Building the kind of clout Williams envisions may require progressives to synthesize the conflicts between him and Booker. They both refuse to see the African-American poor as helpless victims, needing charity, unable to change themselves or society for the better. And both rely on strategies they claim would empower and educate people, the essential ingredients of hope that can help the disadvantaged lift themselves up and overcome the barriers of poverty and despair. While Booker seeks to accomplish this by empowering underprivileged children using charitable donations from wealthy entrepreneurs as well as their ideas like vouchers and charter schools, Williams believes Booker's vision is short sighted. While he's willing to work in the Democratic Party, Williams believes the only way to change state and federal priorities that will improve the lot of most of the poor and middle-class is by a progressive movement that builds on the collective power of grassroots independent people's organizations.
In fact, Newark's grassroots organizers have done a good job while facing intractable odds -- manufacturing fled, leaving an untrained, uneducated working class without any jobs. The federal government moved to the right, its leaders told the cities to drop dead and cut funds for housing and everything else.
Williams provides a template for the hundreds of young people drawn to his latest activist groups, the Abbott Leadership Institute and the Youth Media Symposium. He urges them to dig in, organize and push from the outside to hold politicians accountable.
Williams is a symbol of continued devotion and commitment to what he believes, and an example of what one leader can do to inspire change in the city. He's passing his knowledge on to the next generation, to keep the fires of resistance and imagination burning.

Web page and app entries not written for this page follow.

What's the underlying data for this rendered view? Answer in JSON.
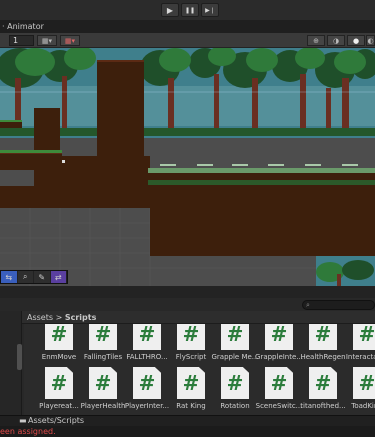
{
  "toolbar": {
    "play_icon": "▶",
    "pause_icon": "❚❚",
    "step_icon": "▶❘"
  },
  "window": {
    "tab_label": "Animator"
  },
  "scene_toolbar": {
    "field_value": "1"
  },
  "project": {
    "breadcrumb": {
      "root": "Assets",
      "separator": ">",
      "current": "Scripts"
    },
    "search_placeholder": "",
    "path": "Assets/Scripts",
    "row1": [
      "EnmMove",
      "FallingTiles",
      "FALLTHRO...",
      "FlyScript",
      "Grapple Me...",
      "GrappleInte...",
      "HealthRegen",
      "Interactable"
    ],
    "row2": [
      "Playereat...",
      "PlayerHealth",
      "PlayerInter...",
      "Rat King",
      "Rotation",
      "SceneSwitc...",
      "titanofthed...",
      "ToadKing"
    ],
    "icon_glyph": "#"
  },
  "status": {
    "message": "een assigned."
  },
  "colors": {
    "script_icon_green": "#2b7c3b",
    "error_red": "#e04a4a",
    "sky": "#3f7f8c"
  }
}
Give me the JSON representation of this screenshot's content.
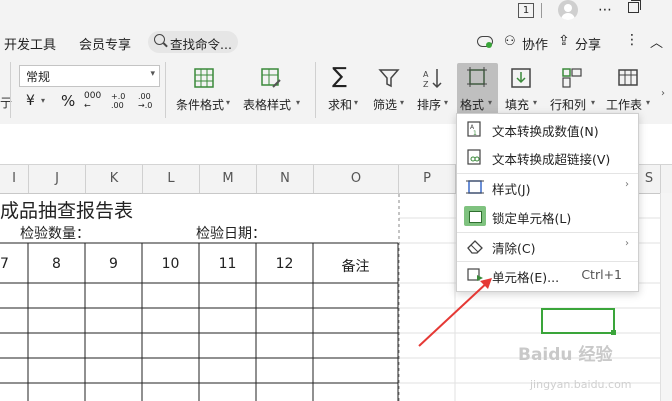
{
  "titlebar": {
    "page_badge": "1",
    "icons": [
      "more-icon",
      "restore-icon"
    ]
  },
  "menubar": {
    "items": [
      {
        "label": "开发工具"
      },
      {
        "label": "会员专享"
      }
    ],
    "search_label": "查找命令...",
    "right": {
      "collab": "协作",
      "share": "分享"
    }
  },
  "ribbon": {
    "number_format": "常规",
    "percent": "%",
    "currency": "¥",
    "thousands": "000",
    "dec_inc": "+.0 .00",
    "dec_dec": ".00 →.0",
    "buttons": [
      {
        "label": "条件格式"
      },
      {
        "label": "表格样式"
      },
      {
        "label": "求和"
      },
      {
        "label": "筛选"
      },
      {
        "label": "排序"
      },
      {
        "label": "格式"
      },
      {
        "label": "填充"
      },
      {
        "label": "行和列"
      },
      {
        "label": "工作表"
      }
    ]
  },
  "sheet": {
    "columns": [
      "I",
      "J",
      "K",
      "L",
      "M",
      "N",
      "O",
      "P",
      "S"
    ],
    "title": "成品抽查报告表",
    "row2": {
      "qty_label": "检验数量：",
      "date_label": "检验日期："
    },
    "row3": [
      "7",
      "8",
      "9",
      "10",
      "11",
      "12",
      "备注"
    ]
  },
  "format_menu": {
    "items": [
      {
        "label": "文本转换成数值(N)",
        "icon": "text-to-number-icon"
      },
      {
        "label": "文本转换成超链接(V)",
        "icon": "text-to-link-icon"
      },
      {
        "label": "样式(J)",
        "icon": "style-icon",
        "submenu": true
      },
      {
        "label": "锁定单元格(L)",
        "icon": "lock-cell-icon"
      },
      {
        "label": "清除(C)",
        "icon": "eraser-icon",
        "submenu": true
      },
      {
        "label": "单元格(E)...",
        "icon": "cell-format-icon",
        "shortcut": "Ctrl+1"
      }
    ]
  },
  "watermark": {
    "main": "Baidu 经验",
    "sub": "jingyan.baidu.com"
  },
  "colors": {
    "accent_green": "#3aa53a",
    "arrow_red": "#e53935",
    "selected_btn": "#bfbfbf"
  }
}
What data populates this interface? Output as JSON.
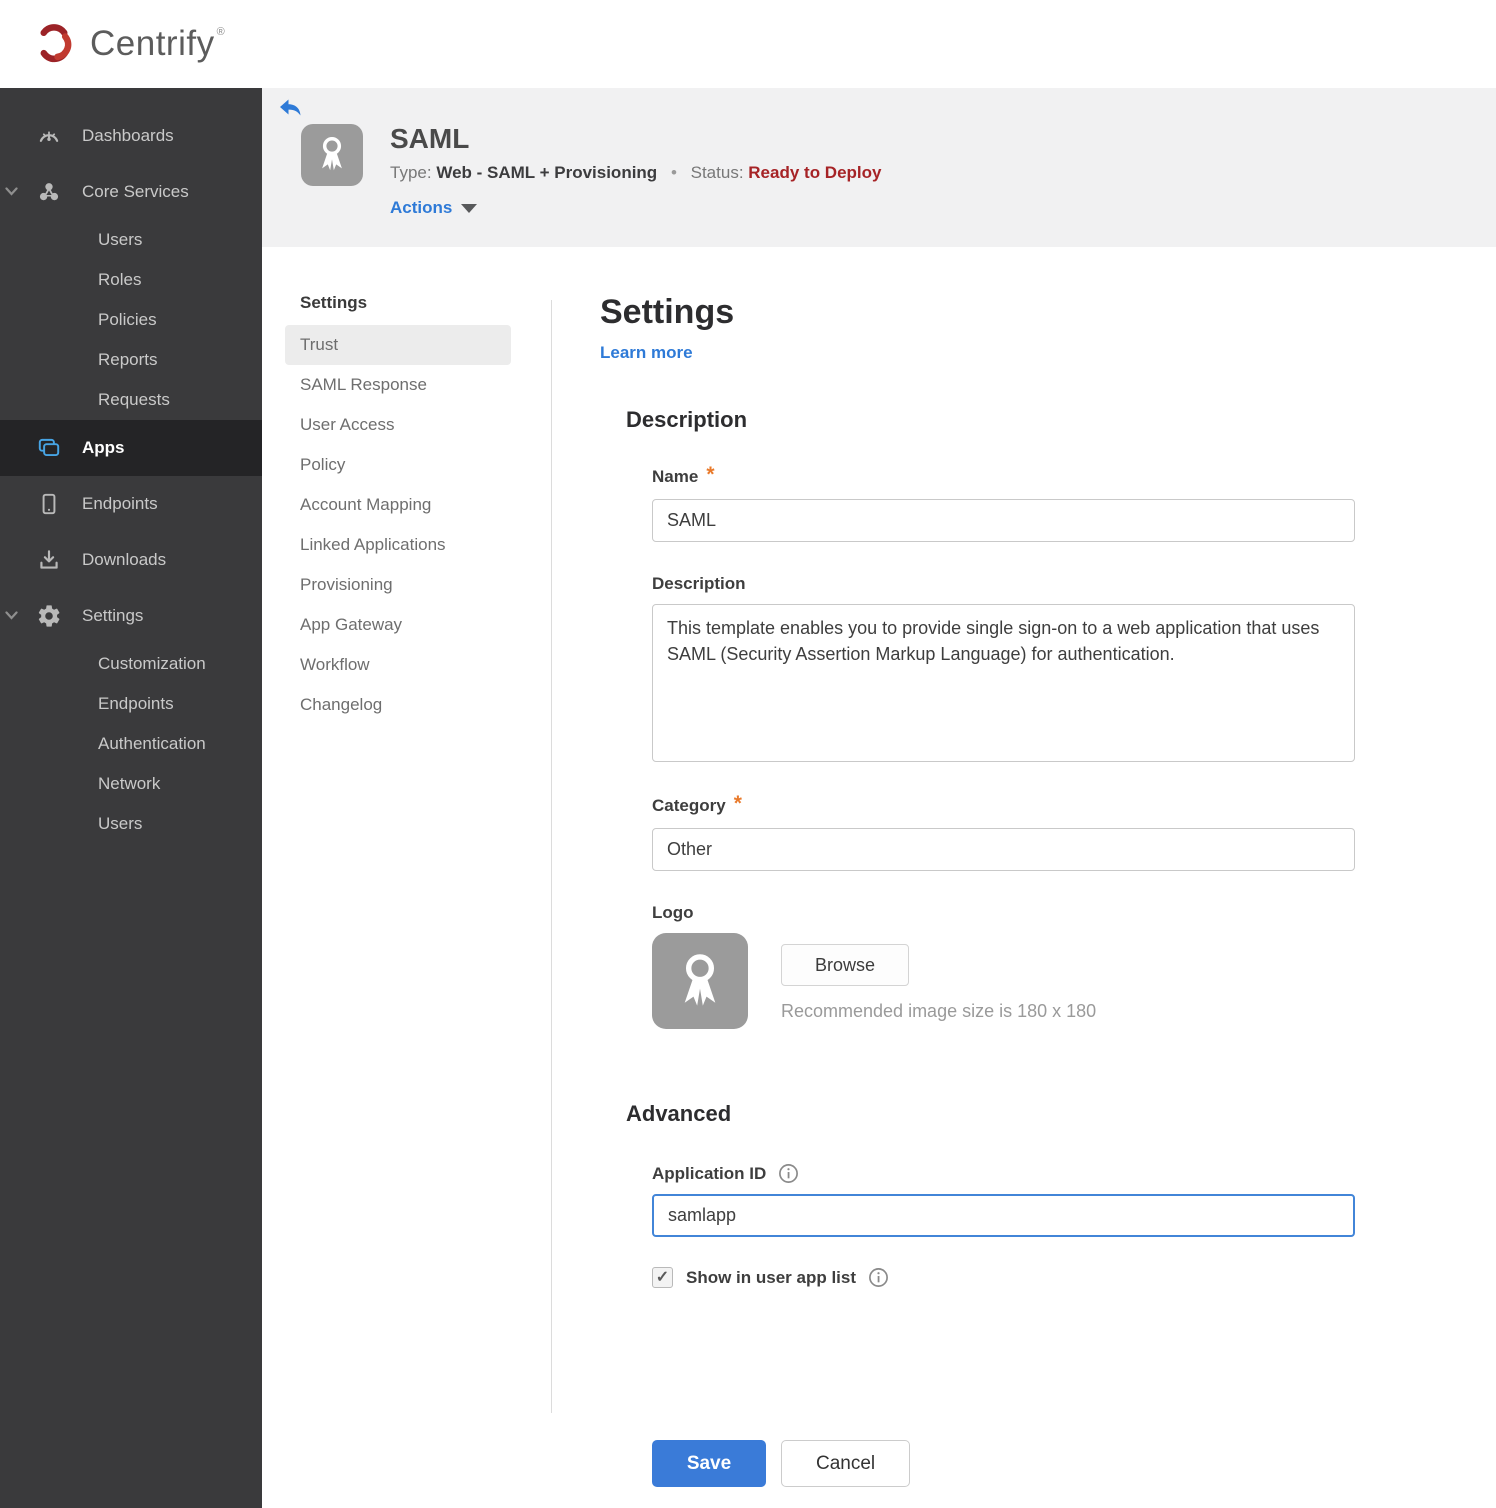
{
  "topbar": {
    "brand": "Centrify",
    "registered": "®"
  },
  "sidebar": {
    "items": [
      {
        "label": "Dashboards",
        "icon": "gauge-icon",
        "level": 0
      },
      {
        "label": "Core Services",
        "icon": "core-services-icon",
        "level": 0,
        "expanded": true
      },
      {
        "label": "Users",
        "level": 1
      },
      {
        "label": "Roles",
        "level": 1
      },
      {
        "label": "Policies",
        "level": 1
      },
      {
        "label": "Reports",
        "level": 1
      },
      {
        "label": "Requests",
        "level": 1
      },
      {
        "label": "Apps",
        "icon": "apps-icon",
        "level": 0,
        "selected": true
      },
      {
        "label": "Endpoints",
        "icon": "mobile-icon",
        "level": 0
      },
      {
        "label": "Downloads",
        "icon": "download-icon",
        "level": 0
      },
      {
        "label": "Settings",
        "icon": "gear-icon",
        "level": 0,
        "expanded": true
      },
      {
        "label": "Customization",
        "level": 1
      },
      {
        "label": "Endpoints",
        "level": 1
      },
      {
        "label": "Authentication",
        "level": 1
      },
      {
        "label": "Network",
        "level": 1
      },
      {
        "label": "Users",
        "level": 1
      }
    ]
  },
  "app_header": {
    "title": "SAML",
    "type_label": "Type:",
    "type_value": "Web - SAML + Provisioning",
    "separator": "•",
    "status_label": "Status:",
    "status_value": "Ready to Deploy",
    "actions_label": "Actions"
  },
  "subnav": {
    "header": "Settings",
    "selected": "Trust",
    "items": [
      {
        "label": "Trust",
        "selected": true
      },
      {
        "label": "SAML Response"
      },
      {
        "label": "User Access"
      },
      {
        "label": "Policy"
      },
      {
        "label": "Account Mapping"
      },
      {
        "label": "Linked Applications"
      },
      {
        "label": "Provisioning"
      },
      {
        "label": "App Gateway"
      },
      {
        "label": "Workflow"
      },
      {
        "label": "Changelog"
      }
    ]
  },
  "main": {
    "title": "Settings",
    "learn_more": "Learn more",
    "description": {
      "heading": "Description",
      "name_label": "Name",
      "required_mark": "*",
      "name_value": "SAML",
      "desc_label": "Description",
      "desc_value": "This template enables you to provide single sign-on to a web application that uses SAML (Security Assertion Markup Language) for authentication.",
      "category_label": "Category",
      "category_value": "Other",
      "logo_label": "Logo",
      "browse_label": "Browse",
      "recommended_text": "Recommended image size is 180 x 180"
    },
    "advanced": {
      "heading": "Advanced",
      "app_id_label": "Application ID",
      "app_id_value": "samlapp",
      "app_id_focused": true,
      "show_label": "Show in user app list",
      "checkbox_checked": true
    },
    "actions": {
      "save": "Save",
      "cancel": "Cancel"
    }
  },
  "colors": {
    "sidebar_bg": "#3a3a3c",
    "sidebar_selected_bg": "#242426",
    "header_bg": "#f1f1f2",
    "accent_blue": "#2e7ad7",
    "apps_icon_blue": "#47a4e4",
    "status_red": "#a62326",
    "asterisk_orange": "#e97a2b",
    "save_button_blue": "#3a7bd8",
    "focus_border_blue": "#4285d8",
    "brand_red_dark": "#9c2327",
    "brand_red_light": "#c13a30"
  }
}
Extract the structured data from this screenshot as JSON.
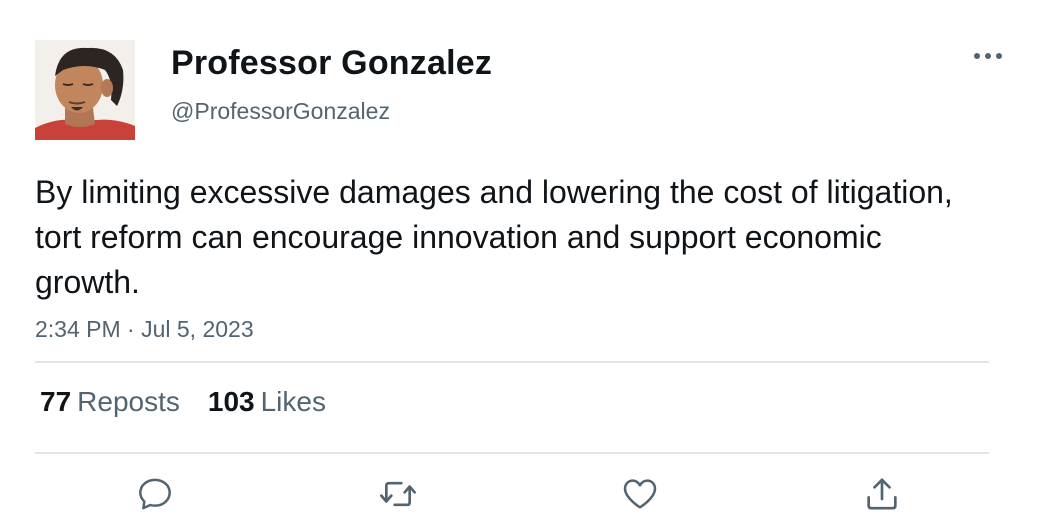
{
  "author": {
    "display_name": "Professor Gonzalez",
    "handle": "@ProfessorGonzalez",
    "avatar_icon": "profile-photo"
  },
  "tweet": {
    "text": "By limiting excessive damages and lowering the cost of litigation, tort reform can encourage innovation and support economic growth.",
    "timestamp": "2:34 PM · Jul 5, 2023"
  },
  "stats": {
    "reposts_count": "77",
    "reposts_label": "Reposts",
    "likes_count": "103",
    "likes_label": "Likes"
  },
  "actions": {
    "icons": [
      "reply-icon",
      "repost-icon",
      "like-icon",
      "share-icon"
    ]
  },
  "colors": {
    "primary_text": "#0f1419",
    "secondary_text": "#536471",
    "divider": "#e3e6e8"
  }
}
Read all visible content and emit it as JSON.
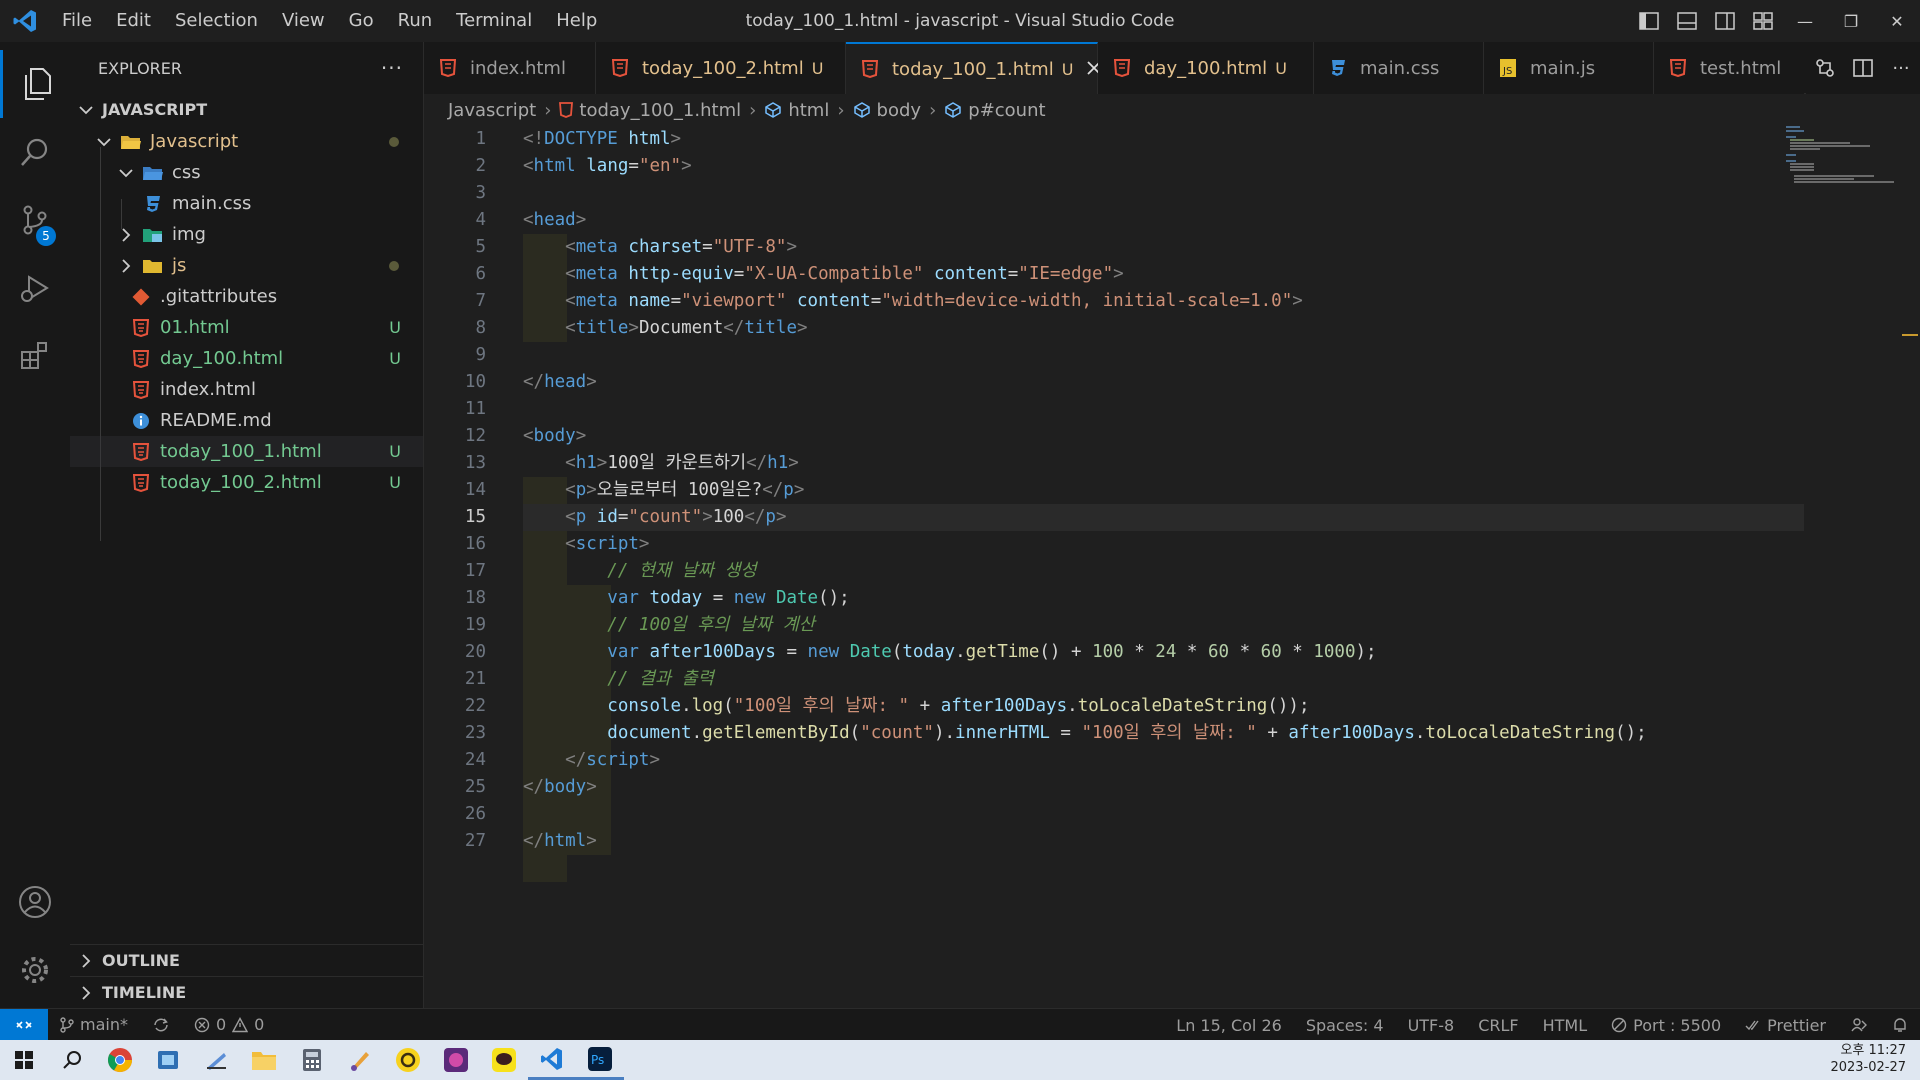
{
  "titlebar": {
    "menus": [
      "File",
      "Edit",
      "Selection",
      "View",
      "Go",
      "Run",
      "Terminal",
      "Help"
    ],
    "window_title": "today_100_1.html - javascript - Visual Studio Code"
  },
  "activity": {
    "scm_badge": "5"
  },
  "sidebar": {
    "title": "EXPLORER",
    "more": "···",
    "root": "JAVASCRIPT",
    "items": [
      {
        "label": "Javascript",
        "status": ""
      },
      {
        "label": "css",
        "status": ""
      },
      {
        "label": "main.css",
        "status": ""
      },
      {
        "label": "img",
        "status": ""
      },
      {
        "label": "js",
        "status": ""
      },
      {
        "label": ".gitattributes",
        "status": ""
      },
      {
        "label": "01.html",
        "status": "U"
      },
      {
        "label": "day_100.html",
        "status": "U"
      },
      {
        "label": "index.html",
        "status": ""
      },
      {
        "label": "README.md",
        "status": ""
      },
      {
        "label": "today_100_1.html",
        "status": "U"
      },
      {
        "label": "today_100_2.html",
        "status": "U"
      }
    ],
    "outline": "OUTLINE",
    "timeline": "TIMELINE"
  },
  "tabs": [
    {
      "label": "index.html",
      "mod": ""
    },
    {
      "label": "today_100_2.html",
      "mod": "U"
    },
    {
      "label": "today_100_1.html",
      "mod": "U"
    },
    {
      "label": "day_100.html",
      "mod": "U"
    },
    {
      "label": "main.css",
      "mod": ""
    },
    {
      "label": "main.js",
      "mod": ""
    },
    {
      "label": "test.html",
      "mod": ""
    }
  ],
  "breadcrumb": [
    "Javascript",
    "today_100_1.html",
    "html",
    "body",
    "p#count"
  ],
  "editor": {
    "line_numbers": [
      "1",
      "2",
      "3",
      "4",
      "5",
      "6",
      "7",
      "8",
      "9",
      "10",
      "11",
      "12",
      "13",
      "14",
      "15",
      "16",
      "17",
      "18",
      "19",
      "20",
      "21",
      "22",
      "23",
      "24",
      "25",
      "26",
      "27"
    ],
    "current_line": 15,
    "tokens": {
      "doctype": "DOCTYPE",
      "html": "html",
      "lang": "lang",
      "en": "\"en\"",
      "head": "head",
      "meta": "meta",
      "charset": "charset",
      "utf8": "\"UTF-8\"",
      "http_equiv": "http-equiv",
      "xua": "\"X-UA-Compatible\"",
      "content": "content",
      "ieedge": "\"IE=edge\"",
      "name": "name",
      "viewport": "\"viewport\"",
      "viewport_val": "\"width=device-width, initial-scale=1.0\"",
      "title": "title",
      "title_text": "Document",
      "body": "body",
      "h1": "h1",
      "h1_text": "100일 카운트하기",
      "p": "p",
      "p_text": "오늘로부터 100일은?",
      "id": "id",
      "count": "\"count\"",
      "p2_text": "100",
      "script": "script",
      "c1": "// 현재 날짜 생성",
      "var": "var",
      "today": "today",
      "new": "new",
      "Date": "Date",
      "c2": "// 100일 후의 날짜 계산",
      "after": "after100Days",
      "getTime": "getTime",
      "n100": "100",
      "n24": "24",
      "n60": "60",
      "n1000": "1000",
      "c3": "// 결과 출력",
      "console": "console",
      "log": "log",
      "str1": "\"100일 후의 날짜: \"",
      "toLocale": "toLocaleDateString",
      "document": "document",
      "getById": "getElementById",
      "countq": "\"count\"",
      "innerHTML": "innerHTML"
    }
  },
  "statusbar": {
    "branch": "main*",
    "errors": "0",
    "warnings": "0",
    "position": "Ln 15, Col 26",
    "spaces": "Spaces: 4",
    "encoding": "UTF-8",
    "eol": "CRLF",
    "language": "HTML",
    "port": "Port : 5500",
    "prettier": "Prettier"
  },
  "taskbar": {
    "time": "오후 11:27",
    "date": "2023-02-27"
  }
}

John Atlas, president of the Montclair based National Housing Institute and author of Seeds of Change: The Story of ACORN, America's Most Controversial Anti-Poverty Group (Vanderbilt University Press, 2010), is working on an ACORN documentary.